- _EXERCISE_
The required result is every line of the records that includes "value".
──────── DATA
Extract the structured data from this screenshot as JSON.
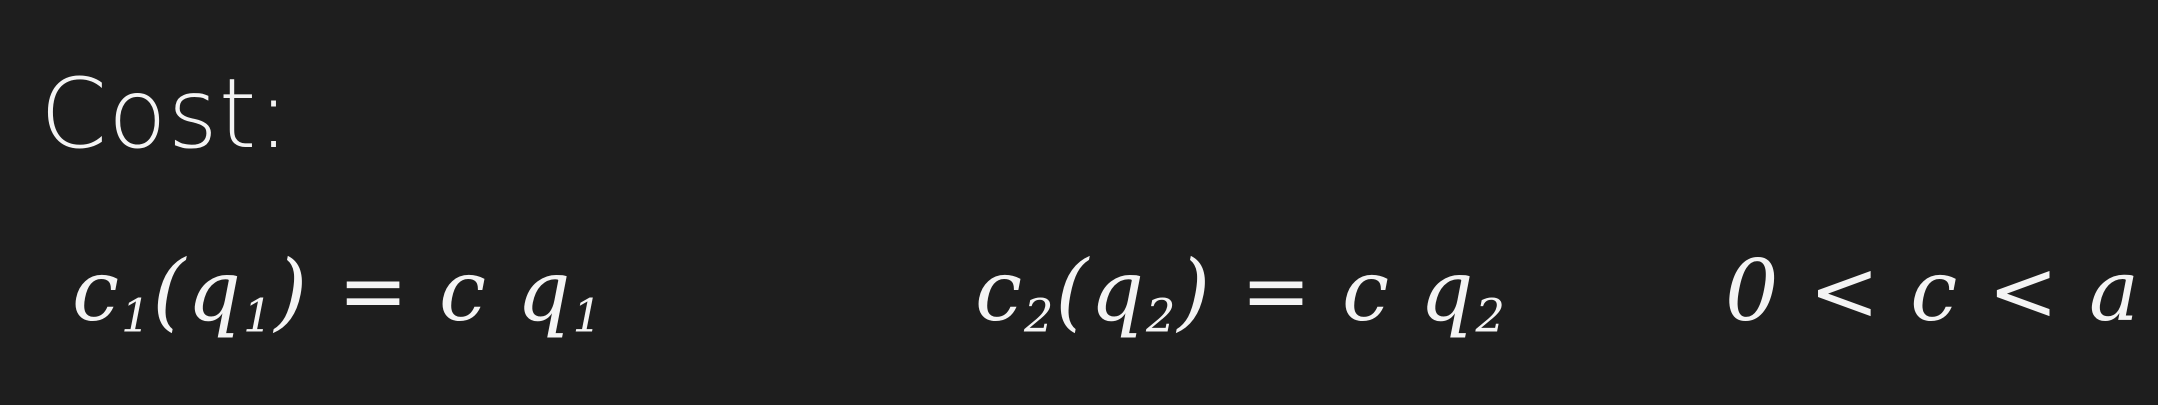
{
  "notes": {
    "title": "Cost:",
    "cost_firm1": {
      "lhs": "c",
      "lhs_sub": "1",
      "arg": "q",
      "arg_sub": "1",
      "rhs": "= c q",
      "rhs_sub": "1"
    },
    "cost_firm2": {
      "lhs": "c",
      "lhs_sub": "2",
      "arg": "q",
      "arg_sub": "2",
      "rhs": "= c q",
      "rhs_sub": "2"
    },
    "condition": "0 < c < a"
  }
}
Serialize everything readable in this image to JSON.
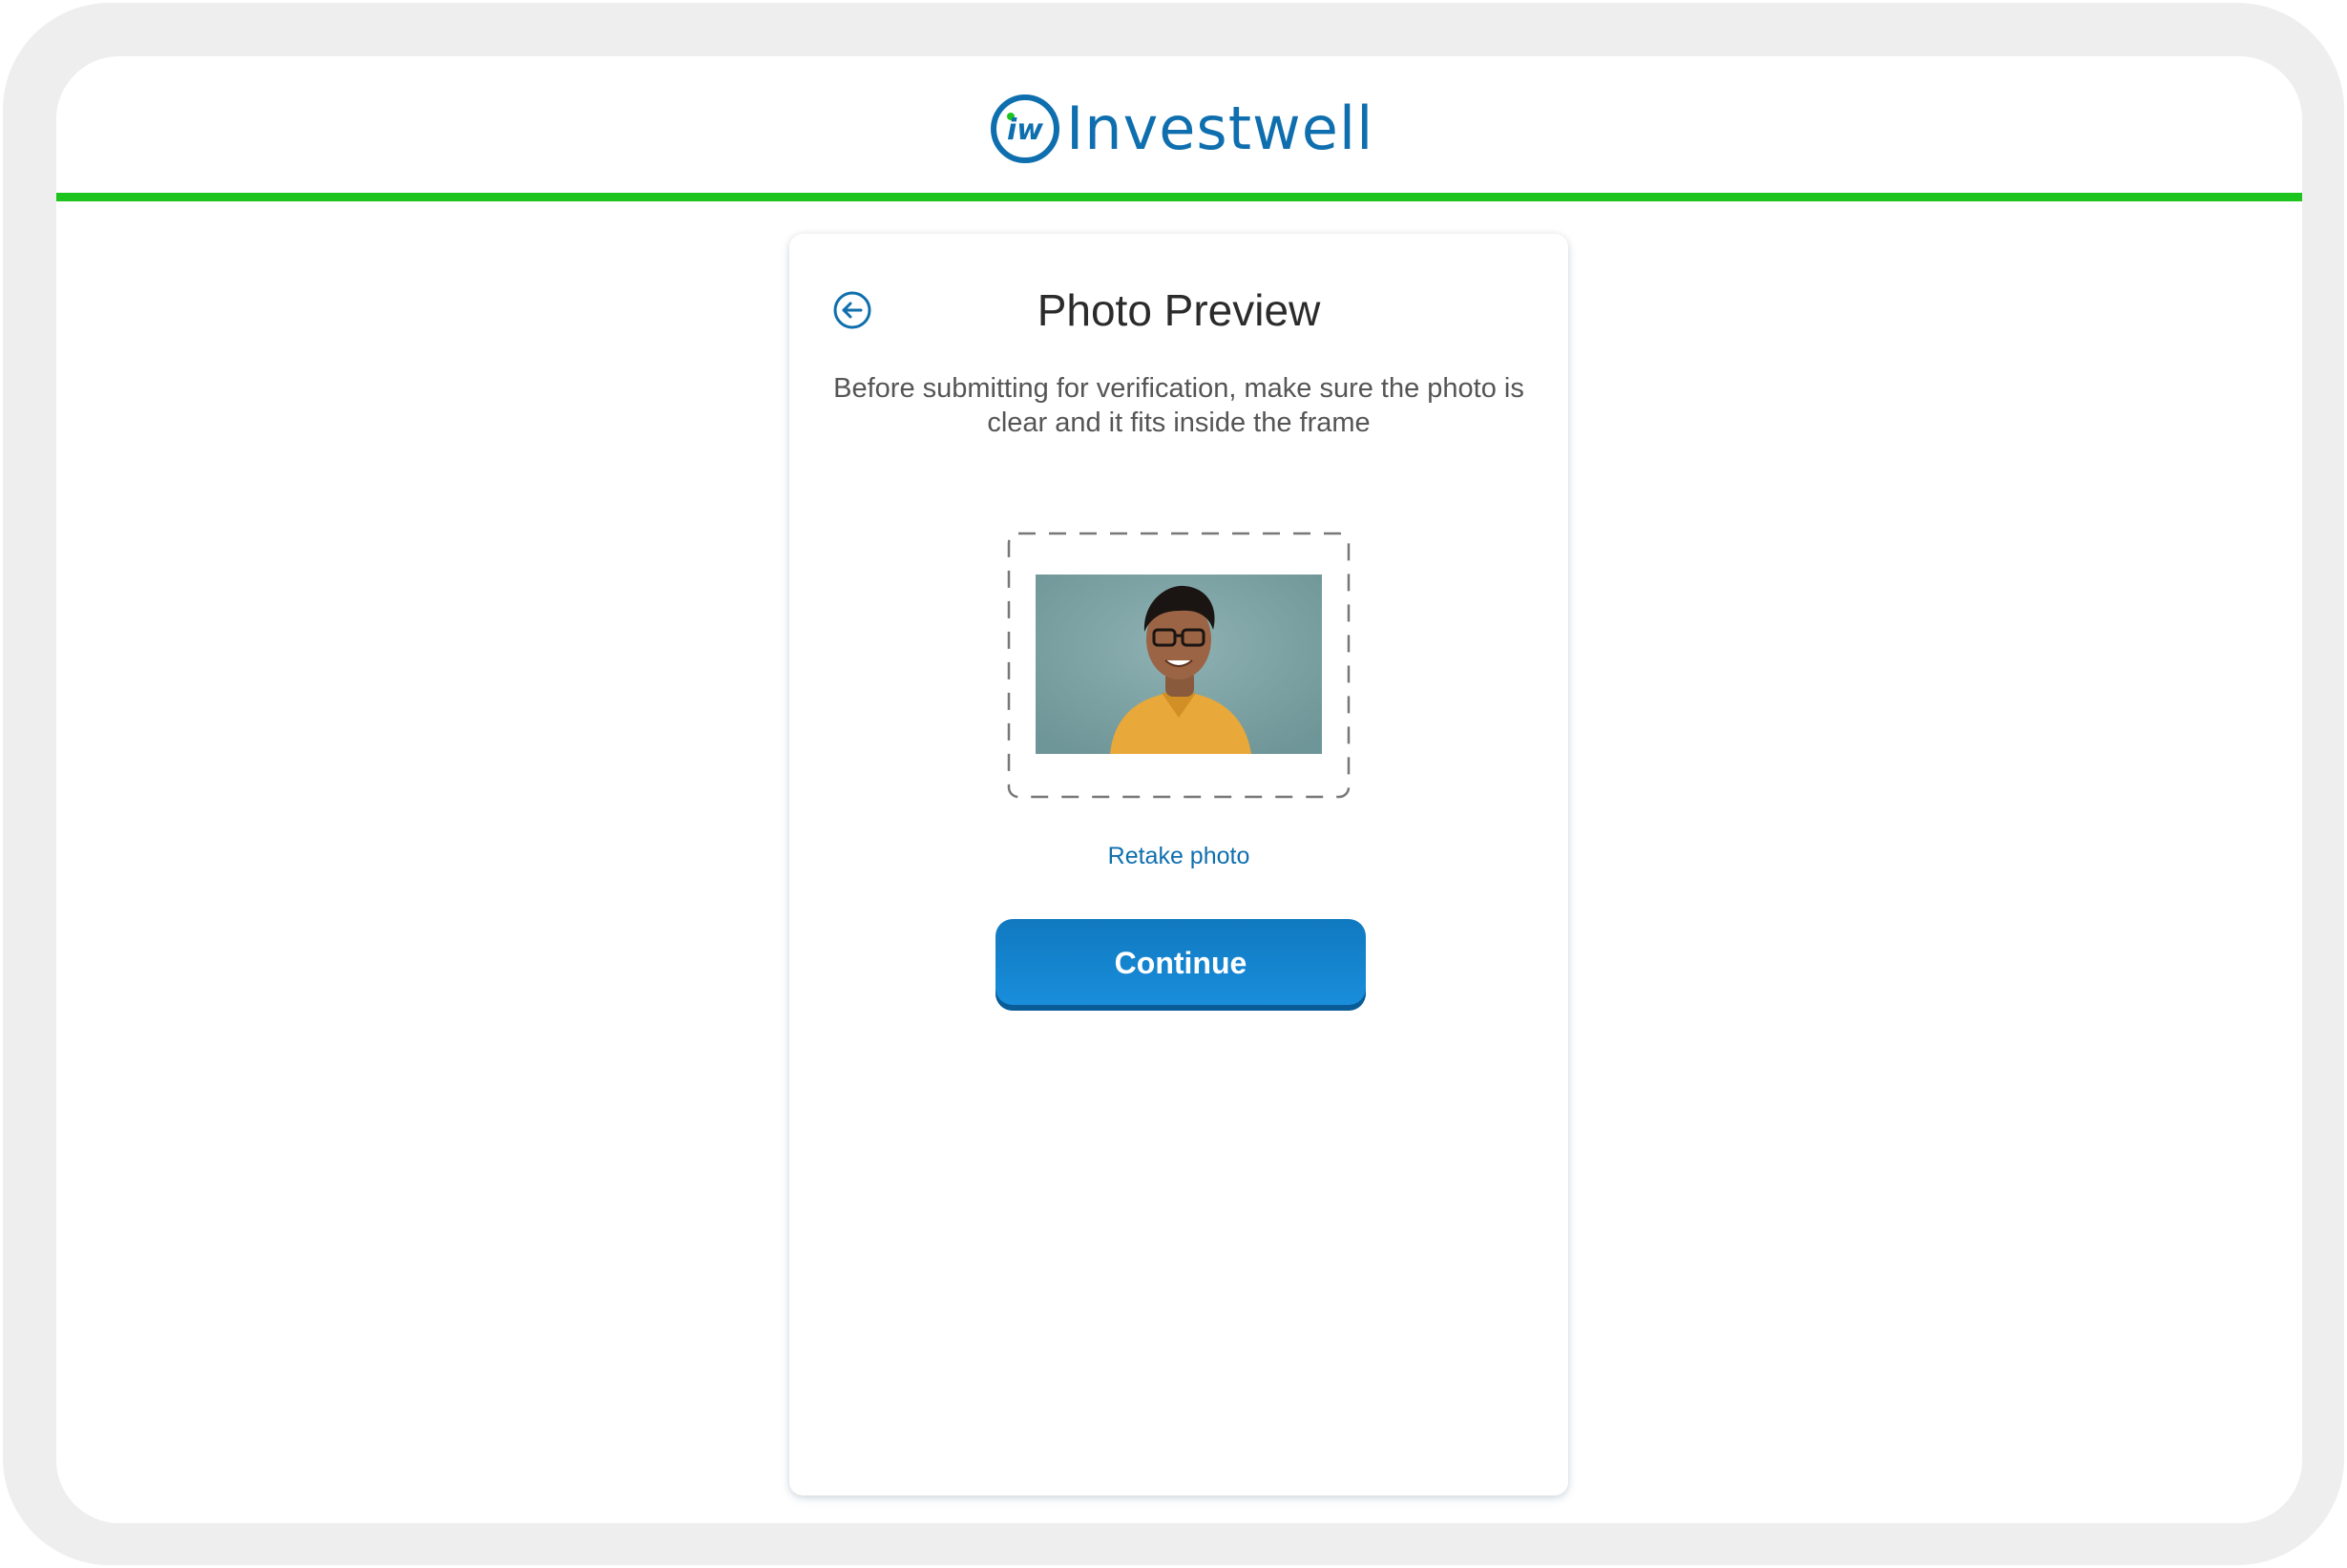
{
  "header": {
    "brand_name": "Investwell",
    "brand_logo_text": "iw",
    "logo_icon": "investwell-logo-icon",
    "accent_line_color": "#1ec41e"
  },
  "card": {
    "back_icon": "arrow-left-circle-icon",
    "title": "Photo Preview",
    "description": "Before submitting for verification, make sure the photo is clear and it fits inside the frame",
    "photo_alt": "photo preview",
    "retake_label": "Retake photo",
    "continue_label": "Continue"
  },
  "colors": {
    "brand_blue": "#0f6fae",
    "button_blue": "#1a8fdd",
    "title_text": "#2b2b2b",
    "body_text": "#555555"
  }
}
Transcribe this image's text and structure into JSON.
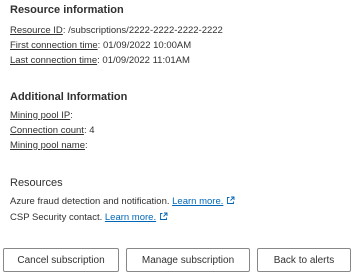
{
  "resource_information": {
    "heading": "Resource information",
    "resource_id": {
      "label": "Resource ID",
      "value": "/subscriptions/2222-2222-2222-2222"
    },
    "first_connection": {
      "label": "First connection time",
      "value": "01/09/2022 10:00AM"
    },
    "last_connection": {
      "label": "Last connection time",
      "value": "01/09/2022 11:01AM"
    }
  },
  "additional_information": {
    "heading": "Additional Information",
    "mining_pool_ip": {
      "label": "Mining pool IP",
      "value": ""
    },
    "connection_count": {
      "label": "Connection count",
      "value": "4"
    },
    "mining_pool_name": {
      "label": "Mining pool name",
      "value": ""
    }
  },
  "resources": {
    "heading": "Resources",
    "items": [
      {
        "text": "Azure fraud detection and notification.",
        "link": "Learn more.",
        "icon": "external-link-icon"
      },
      {
        "text": "CSP Security contact.",
        "link": "Learn more.",
        "icon": "external-link-icon"
      }
    ]
  },
  "buttons": {
    "cancel": "Cancel subscription",
    "manage": "Manage subscription",
    "back": "Back to alerts"
  }
}
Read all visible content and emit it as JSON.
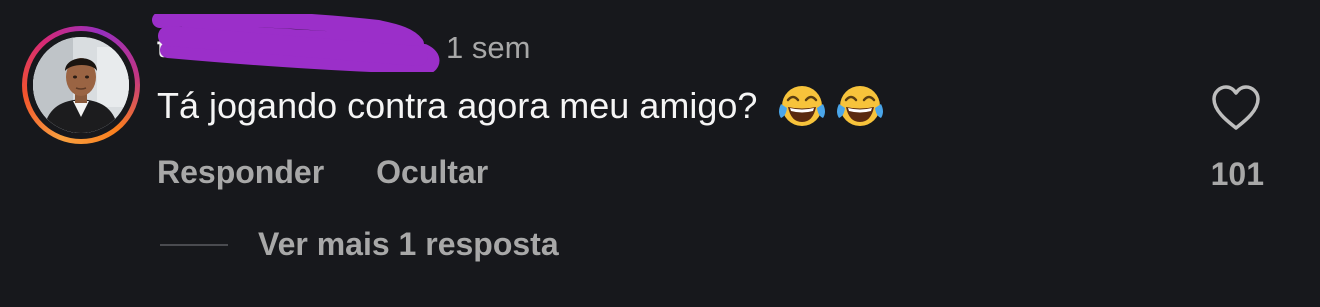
{
  "comment": {
    "username": "ta",
    "timestamp": "1 sem",
    "text": "Tá jogando contra agora meu amigo?",
    "emojis": [
      "face-with-tears-of-joy",
      "face-with-tears-of-joy"
    ],
    "like_count": "101"
  },
  "actions": {
    "reply_label": "Responder",
    "hide_label": "Ocultar"
  },
  "replies": {
    "view_more_label": "Ver mais 1 resposta"
  },
  "colors": {
    "background": "#17181c",
    "text_primary": "#f5f5f5",
    "text_secondary": "#a8a8a8",
    "redaction": "#9b2fc9"
  }
}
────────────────
- _THE COMPLETED TASK_
      "value": "/subscriptions/2222-2222-2222-2222"
      "value": "01/09/2022 10:00AM"
      "value": "01/09/2022 11:01AM"
      "value": ""
      "value": "4"
      "value": ""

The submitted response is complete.